A comet striking Earth with the power of 300 million Hiroshima-size atomic bombs may have been the cause of mass extinction 11 million years ago, say scientists who blame a bigger blast for killing the dinosaurs eons earlier.

The scientists' new study means that of nine mass extinction episodes in Earth's history, three that occurred about 11 million, 38 million and 66 million years ago now have been linked to comets or asteroids smacking into the planet.The highly controversial theory says such impacts kicked up dust and triggered smoky fires that blocked enough sunlight to freeze many creatures and deprive others of food supplies.

Other new studies bolster support for rival theories that blame mass extinctions on gigantic volcanic eruptions, on changes in sea level or on global climate changes unrelated to objects smashing into Earth.

The studies are being presented at a four-day conference, "Global Catastrophes in Earth History," which opened Thursday at Snowbird.

Scientists from Lawrence Berkeley Laboratory and the University of California's Berkeley and Santa Barbara campuses performed the study that suggests a comet or asteroid impact caused mass extinction of about 25 percent of species 10 million to 11.7 million years ago.
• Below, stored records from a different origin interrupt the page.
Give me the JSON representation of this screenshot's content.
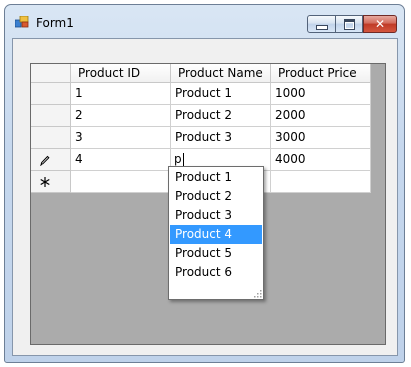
{
  "window": {
    "title": "Form1",
    "controls": {
      "minimize": "minimize",
      "maximize": "maximize",
      "close": "✕"
    }
  },
  "grid": {
    "columns": [
      "Product ID",
      "Product Name",
      "Product Price"
    ],
    "rows": [
      {
        "id": "1",
        "name": "Product 1",
        "price": "1000"
      },
      {
        "id": "2",
        "name": "Product 2",
        "price": "2000"
      },
      {
        "id": "3",
        "name": "Product 3",
        "price": "3000"
      },
      {
        "id": "4",
        "name": "p",
        "price": "4000",
        "editing": true
      }
    ],
    "row_header_icons": {
      "editing": "pencil-icon",
      "new_row": "asterisk-icon"
    }
  },
  "dropdown": {
    "options": [
      "Product 1",
      "Product 2",
      "Product 3",
      "Product 4",
      "Product 5",
      "Product 6"
    ],
    "highlighted": "Product 4"
  },
  "colors": {
    "selection": "#3399ff",
    "grid_background": "#ababab",
    "close_button": "#c84a36"
  }
}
The team was led by Nobel Prize-winning UC-Berkeley physicist Luis Alvarez, who died last month.

In 1980, the Alvarez team found thin layers of the metallic element iridium deposited around the world in 66-million-year-old rocks, suggesting a comet or asteroid striking Earth killed about two-thirds of all species, including dinosaurs, at the time.
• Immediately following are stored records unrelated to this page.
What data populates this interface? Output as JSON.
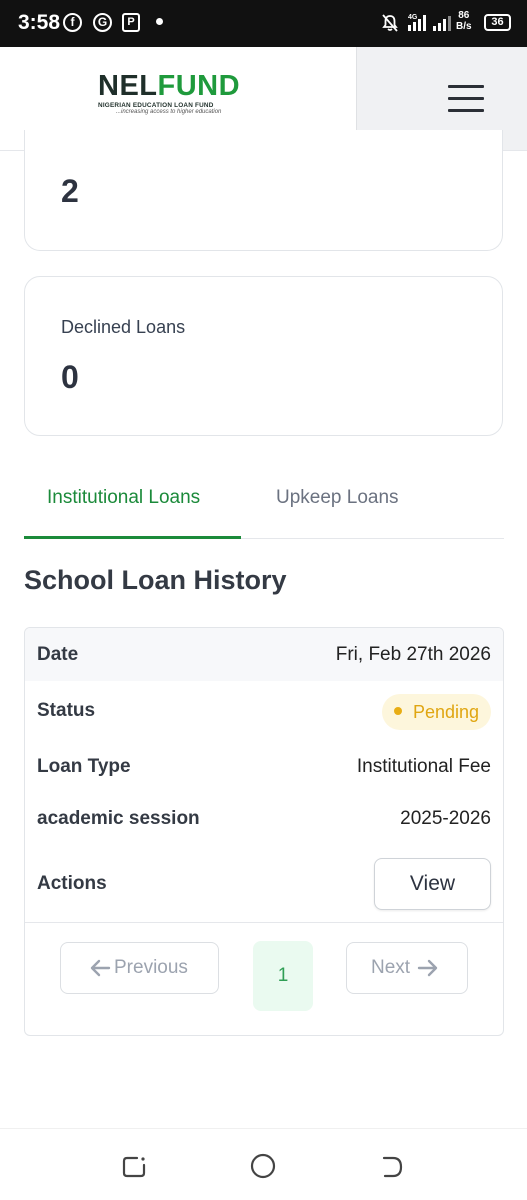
{
  "status_bar": {
    "time": "3:58",
    "network_speed_value": "86",
    "network_speed_unit": "B/s",
    "network_type": "4G",
    "battery_level": "36"
  },
  "header": {
    "logo": {
      "brand_part1": "NEL",
      "brand_part2": "FUND",
      "full_name": "NIGERIAN EDUCATION LOAN FUND",
      "tagline": "...increasing access to higher education"
    },
    "menu_icon": "hamburger-menu-icon"
  },
  "cards": {
    "partial_card_value": "2",
    "declined": {
      "label": "Declined Loans",
      "value": "0"
    }
  },
  "tabs": [
    {
      "label": "Institutional Loans",
      "active": true
    },
    {
      "label": "Upkeep Loans",
      "active": false
    }
  ],
  "section_title": "School Loan History",
  "loan_history": {
    "rows": {
      "date": {
        "label": "Date",
        "value": "Fri, Feb 27th 2026"
      },
      "status": {
        "label": "Status",
        "value": "Pending"
      },
      "loan_type": {
        "label": "Loan Type",
        "value": "Institutional Fee"
      },
      "session": {
        "label": "academic session",
        "value": "2025-2026"
      },
      "actions": {
        "label": "Actions",
        "button": "View"
      }
    },
    "pagination": {
      "previous": "Previous",
      "current_page": "1",
      "next": "Next"
    }
  },
  "colors": {
    "brand_green": "#1b8a3a",
    "pending_text": "#e0a612",
    "pending_bg": "#fdf6dc",
    "page_active_bg": "#eafaf0"
  }
}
Iridium is viewed as evidence of such impacts because it is far more common in extraterrestrial objects than in Earth rocks. Iridium in a comet that hit Earth and exploded would have settled from airborne dust.
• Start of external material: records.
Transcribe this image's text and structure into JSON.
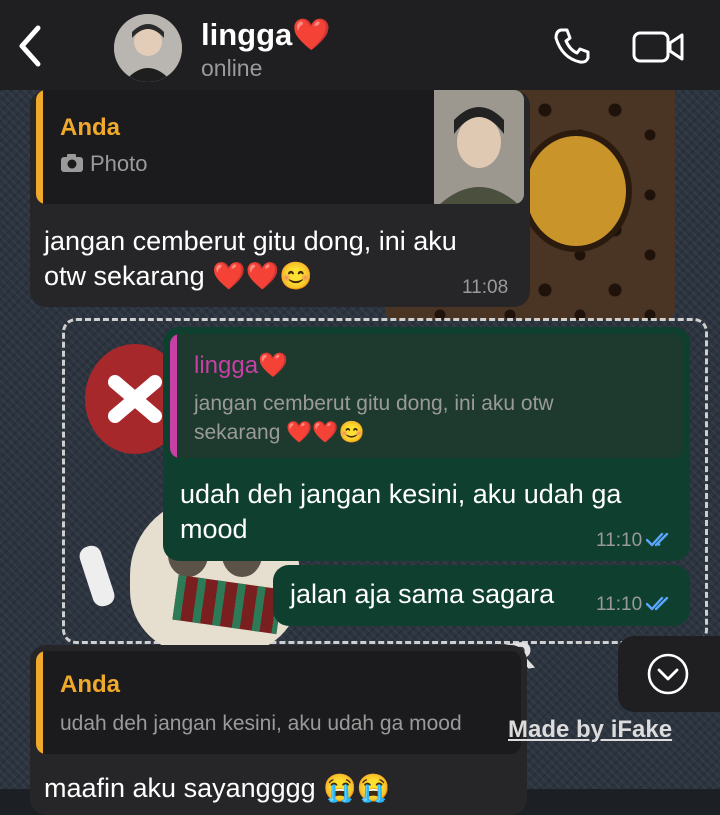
{
  "header": {
    "contact_name": "lingga❤️",
    "status": "online",
    "icons": {
      "back": "chevron-left-icon",
      "call": "phone-icon",
      "video": "video-camera-icon"
    }
  },
  "messages": [
    {
      "direction": "incoming",
      "reply": {
        "name": "Anda",
        "text": "Photo",
        "icon": "camera-icon",
        "has_thumbnail": true
      },
      "text_lines": [
        "jangan cemberut gitu dong, ini aku",
        "otw sekarang ❤️❤️😊"
      ],
      "time": "11:08"
    },
    {
      "direction": "outgoing",
      "reply": {
        "name": "lingga❤️",
        "text_lines": [
          "jangan cemberut gitu dong, ini aku otw",
          "sekarang ❤️❤️😊"
        ]
      },
      "text_lines": [
        "udah deh jangan kesini, aku udah ga",
        "mood"
      ],
      "time": "11:10",
      "read": true
    },
    {
      "direction": "outgoing",
      "text": "jalan aja sama sagara",
      "time": "11:10",
      "read": true
    },
    {
      "direction": "incoming",
      "reply": {
        "name": "Anda",
        "text": "udah deh jangan kesini, aku udah ga mood"
      },
      "text_partial": "maafin aku sayangggg 😭😭"
    }
  ],
  "scroll_button_icon": "chevron-down-circle-icon",
  "watermark": "Made by iFake",
  "colors": {
    "header_bg": "#1f1f21",
    "incoming_bubble": "#262628",
    "outgoing_bubble": "#0f3f2f",
    "reply_self_accent": "#f0a92b",
    "reply_contact_accent": "#c83fa6",
    "read_ticks": "#5aa7ff"
  }
}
In the new study, two deposits of iridium were found in 10 million- to 12 million-year-old sea-floor rocks some 6,200 miles apart: in the Weddell Sea near Antarctica and the Tasman Sea north of New Zealand, said Frank Asaro, a nuclear chemist at Lawrence Berkeley Laboratory.

That suggests, but doesn't prove, that a comet or asteroids also hit Earth and triggered extinctions at that time, he said.

The researchers estimated the comet or asteroid would have measured about 1.8 miles across and would have vaporized in an explosion with 300 million times the power of the 13-kiloton atomic bomb that destroyed Hiroshima at the end of World War II, Asaro said.

He said they estimate the 61/2-mile-diameter comet that killed the dinosaurs produced a blast 10 billion times more powerful than the Hiroshima bomb.

In 1982, Alvarez's team said iridium found in 37 million- to 39 million-year-old rocks may have triggered a mass extinction of about 25 percent of species on Earth at that time.

Asaro said evidence that comet or asteroid impacts caused three mass extinctions supports a more controversial hypothesis that extinctions occur at roughly 26 million- to 30 million-year intervals when comets are hurled toward Earth by the gravity of an undiscovered companion star to the sun, nicknamed the "Death Star" or "Nemesis."

Other studies support the theory that huge volcanic eruptions in India 66 million years ago blocked out sunlight and caused mass extinction.

A study by Florida State University scientists suggests "shocked" grains of quartz could have been produced by extremely explosive eruptions. Others say the grains were created by a comet smashing quartz rock. Another team of Florida State and British scientists said volcanic ash found in Weddell Sea rocks suggests volcanoes caused the extinctions.

Some fossil experts object to both comet and volcano theories, arguing that mass extinctions occurred in a "stepwise" fashion, with species disappearing at various times over a few million years as the climate or sea level changed.

"Extinction patterns among vertebrates do not appear to be attributable to any single cause, catastrophic or otherwise," said a study prepared for the Snowbird meeting by J. David Archibald and Laurie Bryant of San Diego State University.

Other studies support a theory that stepwise extinctions occurred because one or more comet impacts killed some species immediately, then caused acid rain and global warming that killed others.